In their groundbreaking book, Tribal Leadership, management consultants Dave Logan, John King, and Halee Fischer-Wright lay out the five stages of tribal development, which they formulated after conducting extensive research on small to midsize organizations. Although basketball teams are not officially tribes, they share many of the same characteristics and develop along much the same lines:
STAGE 1—shared by most street gangs and characterized by despair, hostility, and the collective belief that “life sucks.”
STAGE 2—filled primarily with apathetic people who perceive themselves as victims and who are passively antagonistic, with the mind-set that “my life sucks.” Think The Office on TV or the Dilbert comic strip.
STAGE 3—focused primarily on individual achievement and driven by the motto “I’m great (and you’re not).” According to the authors, people in organizations at this stage “have to win, and for them winning is personal. They’ll outwork and outthink their competitors on an individual basis. The mood that results is a collection of ‘lone warriors.’”
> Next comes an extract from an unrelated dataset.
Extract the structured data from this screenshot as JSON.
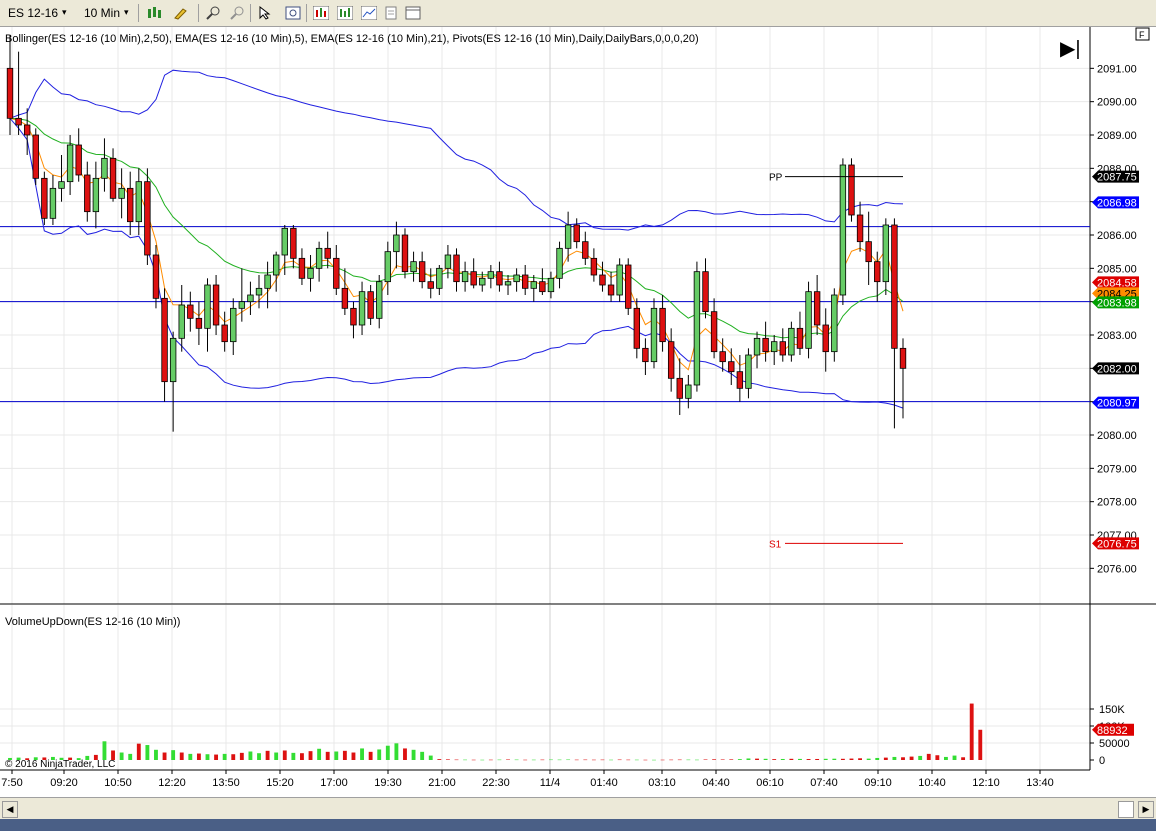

STAGE 4—dedicated to tribal pride and the overriding conviction that “we’re great (and they’re not).” This kind of team requires a strong adversary, and the bigger the foe, the more powerful the tribe.
STAGE 5—a rare stage characterized by a sense of innocent wonder and the strong belief that “life is great.” (See Bulls, Chicago, 1995–98.)
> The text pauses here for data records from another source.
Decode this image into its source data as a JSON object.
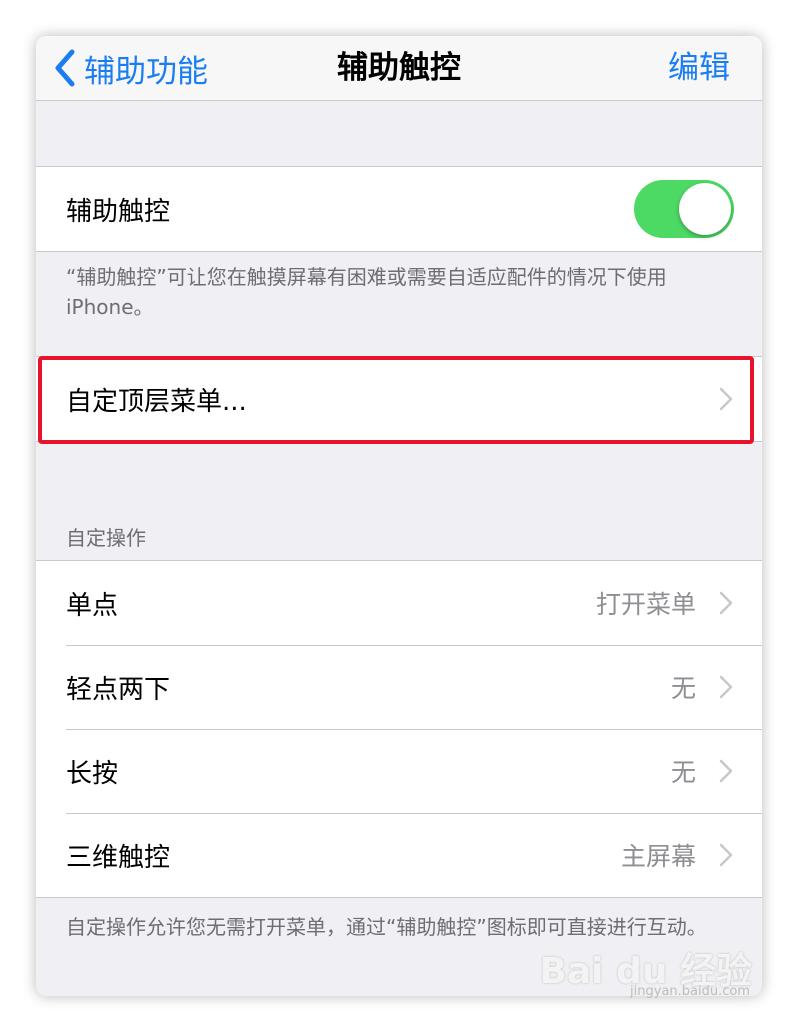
{
  "nav": {
    "back_label": "辅助功能",
    "title": "辅助触控",
    "edit_label": "编辑"
  },
  "assistive_touch": {
    "label": "辅助触控",
    "enabled": true,
    "footnote": "“辅助触控”可让您在触摸屏幕有困难或需要自适应配件的情况下使用 iPhone。"
  },
  "top_level_menu": {
    "label": "自定顶层菜单..."
  },
  "custom_actions": {
    "header": "自定操作",
    "items": [
      {
        "label": "单点",
        "value": "打开菜单"
      },
      {
        "label": "轻点两下",
        "value": "无"
      },
      {
        "label": "长按",
        "value": "无"
      },
      {
        "label": "三维触控",
        "value": "主屏幕"
      }
    ],
    "footnote": "自定操作允许您无需打开菜单，通过“辅助触控”图标即可直接进行互动。"
  },
  "watermark": {
    "logo": "Bai du 经验",
    "url": "jingyan.baidu.com"
  },
  "colors": {
    "accent": "#1a7ef2",
    "toggle_on": "#4cd964",
    "highlight": "#e8122a"
  }
}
All things being equal, contend Logan and his colleagues, a stage 5 culture will outperform a stage 4 culture, which will outperform a 3, and so on. In addition, the rules change when you move from one culture to another. That’s why the so-called universal principles that appear in most leadership textbooks rarely hold up. In order to shift a culture from one stage to the next, you need to find the levers that are appropriate for that particular stage in the group’s development.
During the 2008–09 season the Lakers needed to shift from a stage 3 team to a stage 4 in order to win. The key was getting a critical mass of players to buy into a more selfless approach to the game. I didn’t worry so much about Kobe, even though he could go on a shooting spree at any second if he felt frustrated. Still, by this point in his career I knew he understood the folly of trying to score every time he got his hands on the ball. Nor was I concerned about Fish or Pau Gasol, who were naturally inclined to be team players. What concerned me most were some of the younger players eager to make a name for themselves with the ESPN SportsCenter crowd.
But to my surprise, early in the season I noticed that even some of the most immature players on the team were focused and single-minded. “We were on a serious mission, and there wasn’t going to be any letup,” says forward Luke Walton. “By the time we got to the finals, losing just wasn’t going to be an option.”
We got off to a roaring start, winning twenty-one of our first twenty-five games, and by the time we faced the Celtics at home on Christmas, we were a far more spirited team than we’d been during the previous year’s playoffs. We were playing the game the way the “basketball gods” had ordained: reading defenses on the move and reacting in unison like a finely tuned jazz combo. These new Lakers beat the Celtics handily, 92–83, and then danced through the season to the best record in the Western Conference (65-17).
The most troubling threat came in the second round of the playoffs from the Houston Rockets, who pushed the series to seven games, despite losing star Yao Ming to a broken foot in game 3. If anything, our biggest weakness was the illusion that we could cruise on talent alone. But going to the brink against a team that was missing its top three stars showed our players just how treacherous the playoffs could be. The close contest also woke them up and helped them move closer to becoming a selfless stage 4 team.
No question, the team that walked off the floor in Orlando after winning the championship finals in five games was different from the team that had fallen apart on the parquet floor of the TD Garden in Boston the year before. Not only were the players tougher and more confident, but they were graced by a fierce bond.
“We’ve become a brotherhood,” said Kobe. “A brotherhood pure and simple.”